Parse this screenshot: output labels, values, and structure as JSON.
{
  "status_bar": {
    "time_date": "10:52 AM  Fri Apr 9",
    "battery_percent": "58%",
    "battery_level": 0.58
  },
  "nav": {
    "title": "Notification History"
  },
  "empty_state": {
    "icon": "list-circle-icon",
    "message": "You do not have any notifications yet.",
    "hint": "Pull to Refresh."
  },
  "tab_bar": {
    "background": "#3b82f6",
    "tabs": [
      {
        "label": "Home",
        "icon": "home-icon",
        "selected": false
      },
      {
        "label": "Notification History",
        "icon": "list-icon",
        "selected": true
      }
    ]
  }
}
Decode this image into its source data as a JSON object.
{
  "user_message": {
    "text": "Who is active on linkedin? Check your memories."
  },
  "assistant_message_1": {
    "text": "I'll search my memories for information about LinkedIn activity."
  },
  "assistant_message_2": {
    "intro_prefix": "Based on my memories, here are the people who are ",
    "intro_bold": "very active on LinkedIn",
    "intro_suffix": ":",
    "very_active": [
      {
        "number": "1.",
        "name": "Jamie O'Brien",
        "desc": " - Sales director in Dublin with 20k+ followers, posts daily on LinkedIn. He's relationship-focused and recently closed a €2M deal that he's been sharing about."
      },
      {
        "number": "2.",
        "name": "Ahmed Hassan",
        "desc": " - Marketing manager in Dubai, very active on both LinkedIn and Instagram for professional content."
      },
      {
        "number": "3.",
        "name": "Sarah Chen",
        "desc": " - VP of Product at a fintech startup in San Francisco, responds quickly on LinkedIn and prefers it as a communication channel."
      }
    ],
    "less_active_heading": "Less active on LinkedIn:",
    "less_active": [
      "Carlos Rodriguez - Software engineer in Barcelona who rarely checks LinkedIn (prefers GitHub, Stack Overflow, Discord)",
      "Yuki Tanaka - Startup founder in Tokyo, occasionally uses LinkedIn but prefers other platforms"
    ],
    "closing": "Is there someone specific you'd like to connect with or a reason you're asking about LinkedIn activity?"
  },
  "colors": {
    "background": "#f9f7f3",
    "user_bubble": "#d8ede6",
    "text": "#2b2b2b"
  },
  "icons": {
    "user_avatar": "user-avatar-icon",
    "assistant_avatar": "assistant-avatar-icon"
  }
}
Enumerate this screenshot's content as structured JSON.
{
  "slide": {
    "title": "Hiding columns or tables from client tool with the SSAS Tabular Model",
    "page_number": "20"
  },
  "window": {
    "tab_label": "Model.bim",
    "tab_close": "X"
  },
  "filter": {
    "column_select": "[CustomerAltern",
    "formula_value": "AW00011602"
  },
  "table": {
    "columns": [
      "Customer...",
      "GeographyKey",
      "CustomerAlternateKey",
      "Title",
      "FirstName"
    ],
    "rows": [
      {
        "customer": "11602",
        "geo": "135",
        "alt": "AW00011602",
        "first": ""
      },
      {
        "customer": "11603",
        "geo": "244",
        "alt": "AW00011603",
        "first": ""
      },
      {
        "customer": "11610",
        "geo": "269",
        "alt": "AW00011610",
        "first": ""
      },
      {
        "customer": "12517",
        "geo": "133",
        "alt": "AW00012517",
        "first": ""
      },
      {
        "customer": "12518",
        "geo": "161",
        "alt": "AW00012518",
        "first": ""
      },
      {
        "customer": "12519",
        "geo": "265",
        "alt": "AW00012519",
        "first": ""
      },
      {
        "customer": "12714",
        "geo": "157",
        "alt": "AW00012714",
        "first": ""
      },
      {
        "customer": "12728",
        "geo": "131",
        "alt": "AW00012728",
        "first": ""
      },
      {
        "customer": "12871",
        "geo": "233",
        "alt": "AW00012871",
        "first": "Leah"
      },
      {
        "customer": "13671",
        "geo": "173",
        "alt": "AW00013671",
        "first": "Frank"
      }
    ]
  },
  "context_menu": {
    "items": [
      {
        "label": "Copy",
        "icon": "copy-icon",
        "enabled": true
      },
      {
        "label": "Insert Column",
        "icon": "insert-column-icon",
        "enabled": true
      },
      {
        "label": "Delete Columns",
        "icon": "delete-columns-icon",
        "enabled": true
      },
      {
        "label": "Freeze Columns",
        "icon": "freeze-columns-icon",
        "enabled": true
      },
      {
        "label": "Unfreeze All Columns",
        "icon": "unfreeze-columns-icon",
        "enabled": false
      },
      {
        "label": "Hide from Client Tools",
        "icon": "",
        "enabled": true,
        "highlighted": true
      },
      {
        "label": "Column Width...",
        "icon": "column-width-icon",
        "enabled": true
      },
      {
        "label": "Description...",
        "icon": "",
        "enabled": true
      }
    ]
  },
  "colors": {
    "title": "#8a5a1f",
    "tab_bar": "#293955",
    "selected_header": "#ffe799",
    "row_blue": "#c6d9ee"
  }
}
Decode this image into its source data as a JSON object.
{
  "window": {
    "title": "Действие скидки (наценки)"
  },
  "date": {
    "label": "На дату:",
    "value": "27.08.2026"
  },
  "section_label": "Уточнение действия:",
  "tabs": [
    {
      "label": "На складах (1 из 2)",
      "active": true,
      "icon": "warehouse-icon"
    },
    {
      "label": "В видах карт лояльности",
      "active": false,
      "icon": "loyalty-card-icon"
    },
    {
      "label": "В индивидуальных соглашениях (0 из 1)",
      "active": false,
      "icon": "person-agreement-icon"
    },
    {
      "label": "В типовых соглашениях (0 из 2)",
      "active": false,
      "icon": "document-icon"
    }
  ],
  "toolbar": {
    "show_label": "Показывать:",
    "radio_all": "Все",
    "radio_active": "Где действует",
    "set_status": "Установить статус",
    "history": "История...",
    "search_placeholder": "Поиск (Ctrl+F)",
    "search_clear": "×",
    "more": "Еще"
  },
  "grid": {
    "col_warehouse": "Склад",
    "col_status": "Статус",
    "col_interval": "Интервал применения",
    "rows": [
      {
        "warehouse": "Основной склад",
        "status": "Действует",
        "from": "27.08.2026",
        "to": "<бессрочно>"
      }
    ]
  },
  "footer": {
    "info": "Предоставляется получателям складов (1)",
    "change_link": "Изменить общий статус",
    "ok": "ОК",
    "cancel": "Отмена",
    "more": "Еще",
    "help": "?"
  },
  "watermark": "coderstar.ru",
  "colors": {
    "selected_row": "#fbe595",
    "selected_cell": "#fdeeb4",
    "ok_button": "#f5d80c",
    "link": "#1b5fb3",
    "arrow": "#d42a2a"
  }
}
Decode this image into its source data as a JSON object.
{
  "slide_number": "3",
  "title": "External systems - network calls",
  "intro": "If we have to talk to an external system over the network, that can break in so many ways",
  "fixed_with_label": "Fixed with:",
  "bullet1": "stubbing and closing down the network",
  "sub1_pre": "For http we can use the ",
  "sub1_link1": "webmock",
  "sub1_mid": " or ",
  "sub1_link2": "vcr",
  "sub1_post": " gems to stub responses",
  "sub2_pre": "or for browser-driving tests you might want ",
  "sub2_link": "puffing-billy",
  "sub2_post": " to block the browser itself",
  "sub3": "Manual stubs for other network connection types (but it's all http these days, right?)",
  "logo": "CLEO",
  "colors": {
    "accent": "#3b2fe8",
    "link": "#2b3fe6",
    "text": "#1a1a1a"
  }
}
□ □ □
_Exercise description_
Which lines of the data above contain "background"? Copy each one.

_Reply to the exercise_
    "background": "#3b82f6",
    "background": "#f9f7f3",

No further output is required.